Indonesia Still Keen on Japanese Soft Loans

ndonesian central bank overhauled the provisions on export proceeds and foreign exchange for imports as stipulated in Bank Indonesia Regulation (PBI) Number 22 of 2020 - Photo: Privacy

JAKARTA (TheInsiderStories) – As Indonesia is intensively carrying out development to advance its economy, it urgently needs major capital formation for infrastructure required to facilitate development in various economic sectors across the country.

In developing such a grandly-planned infrastructure, the Government of Indonesia estimates it will need a total of Rp5,000 trillion rupiah (about US$360.5 billion).

This is however far from the government’s own capabilities to finance such projects. It thus needs to cooperate with the private sector and invite in foreign investors.

‘It is impossible to source funding of such magnitude from within the country. This means that we need to attract foreign investors,’ said Minister of Finance Sri Mulyani on November 15.

Indonesia is therefore now actively seeking investors from overseas. One of the foreign countries considered as a potential investor in Indonesia is Japan.

In 2018, for example, Japan will again be considered a potential source of foreign direct investment. Robert Pakpahan, Director General of Budget Financing and Risk Management at the Ministry of Finance, stated that Japan will become a source of funds with non-binding conditions.

He revealed that the Japanese government offered loans with soft requirements and low interest rates. With Japan, Indonesia will cooperate in the development of infrastructure such as seaports, airports, railway tracks and other projects.

‘The Japanese investors have the character that requires the harmonious cooperation of all parties – both central and regional governments,’ he said.

Recently, the Japan International Cooperation Agency (JICA) signed loan agreements with the Indonesian government to provide loans of up to a total 127,215 billion yen (or approximately US$1.1 billion) for two projects.

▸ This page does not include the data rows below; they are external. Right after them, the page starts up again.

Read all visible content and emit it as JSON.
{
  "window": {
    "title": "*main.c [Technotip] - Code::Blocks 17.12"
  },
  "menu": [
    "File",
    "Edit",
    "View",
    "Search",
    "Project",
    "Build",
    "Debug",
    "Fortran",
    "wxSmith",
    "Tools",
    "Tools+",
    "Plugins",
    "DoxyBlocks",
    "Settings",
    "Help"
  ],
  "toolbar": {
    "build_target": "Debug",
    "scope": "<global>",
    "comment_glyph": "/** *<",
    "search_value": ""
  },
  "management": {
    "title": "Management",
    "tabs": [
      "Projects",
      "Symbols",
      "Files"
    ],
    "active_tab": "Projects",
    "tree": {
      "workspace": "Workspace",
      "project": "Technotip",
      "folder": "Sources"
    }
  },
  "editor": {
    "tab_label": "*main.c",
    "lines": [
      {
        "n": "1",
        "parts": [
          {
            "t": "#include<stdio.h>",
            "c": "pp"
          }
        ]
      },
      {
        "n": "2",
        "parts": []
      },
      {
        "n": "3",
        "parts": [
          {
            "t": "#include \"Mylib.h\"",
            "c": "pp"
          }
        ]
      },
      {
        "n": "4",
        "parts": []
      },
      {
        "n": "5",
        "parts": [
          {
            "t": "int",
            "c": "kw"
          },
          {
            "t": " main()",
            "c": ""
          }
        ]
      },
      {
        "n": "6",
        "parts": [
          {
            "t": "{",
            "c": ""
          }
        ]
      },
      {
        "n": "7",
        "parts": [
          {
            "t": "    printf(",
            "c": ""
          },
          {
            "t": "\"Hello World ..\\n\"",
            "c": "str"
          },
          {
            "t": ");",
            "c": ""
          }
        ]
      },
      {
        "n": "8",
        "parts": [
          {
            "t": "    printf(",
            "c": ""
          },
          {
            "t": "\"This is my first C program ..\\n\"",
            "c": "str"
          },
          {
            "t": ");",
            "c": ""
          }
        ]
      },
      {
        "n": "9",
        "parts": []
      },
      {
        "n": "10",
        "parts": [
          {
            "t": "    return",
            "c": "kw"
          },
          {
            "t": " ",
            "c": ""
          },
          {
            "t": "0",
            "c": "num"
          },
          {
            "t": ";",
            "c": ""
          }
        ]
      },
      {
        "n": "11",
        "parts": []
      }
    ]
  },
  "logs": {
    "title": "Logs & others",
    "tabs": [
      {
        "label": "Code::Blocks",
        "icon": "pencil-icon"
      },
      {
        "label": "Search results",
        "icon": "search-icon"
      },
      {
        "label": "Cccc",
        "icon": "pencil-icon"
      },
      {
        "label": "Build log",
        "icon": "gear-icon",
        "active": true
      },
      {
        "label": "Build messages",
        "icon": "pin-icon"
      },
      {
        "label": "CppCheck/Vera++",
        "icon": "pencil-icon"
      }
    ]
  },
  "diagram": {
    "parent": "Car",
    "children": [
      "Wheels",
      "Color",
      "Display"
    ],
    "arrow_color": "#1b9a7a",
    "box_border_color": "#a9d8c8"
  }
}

The loans are allocated for Patimban Port Development Project: 118,906 billion yen, and development of a World Class University at Universitas Gadjah Mada: 8,309 billion yen.

With the consideration that port development will mainly use Japanese technology, the loan took advantage of the Special Terms of Economic Partnership (STEP) from JICA. The loan is set at a fixed interest rate of 0.1 per cent per year with a 40-year maturity period, including a 12-year grace period and 28 years for repayment.

The Japanese government has been extending soft loans to Indonesia since 1958. Up to October 2017, before the two loan agreements were signed, the Government of Indonesia already has 31 on-going project loans from the government of Japan, amounting to 565.75 billion yen, equivalent with US$5.1 billion

Chief JICA Office Representative for Indonesia Naoki Ando mentioned that in recent years Indonesian domestic consumption and private investment have powered its economy, maintaining stable growth.

He said the loan agreements will support the following two projects in developing an international port to expand logistics functionality and enhance connectivity, strengthening an institution of higher education, issues focused on in the National Medium-Term Development Plan (RPJMN) of 2015–2019 from the Government of Indonesia.

‘Inhibiting private investment, challenges include delays in infrastructure development, inefficient goods distribution and an insufficient number of human resources for industry. Toward further economic growth, it is essential that these issues be solved and the investment environment be improved,’ he said.

Written by Yosi Winosa, email: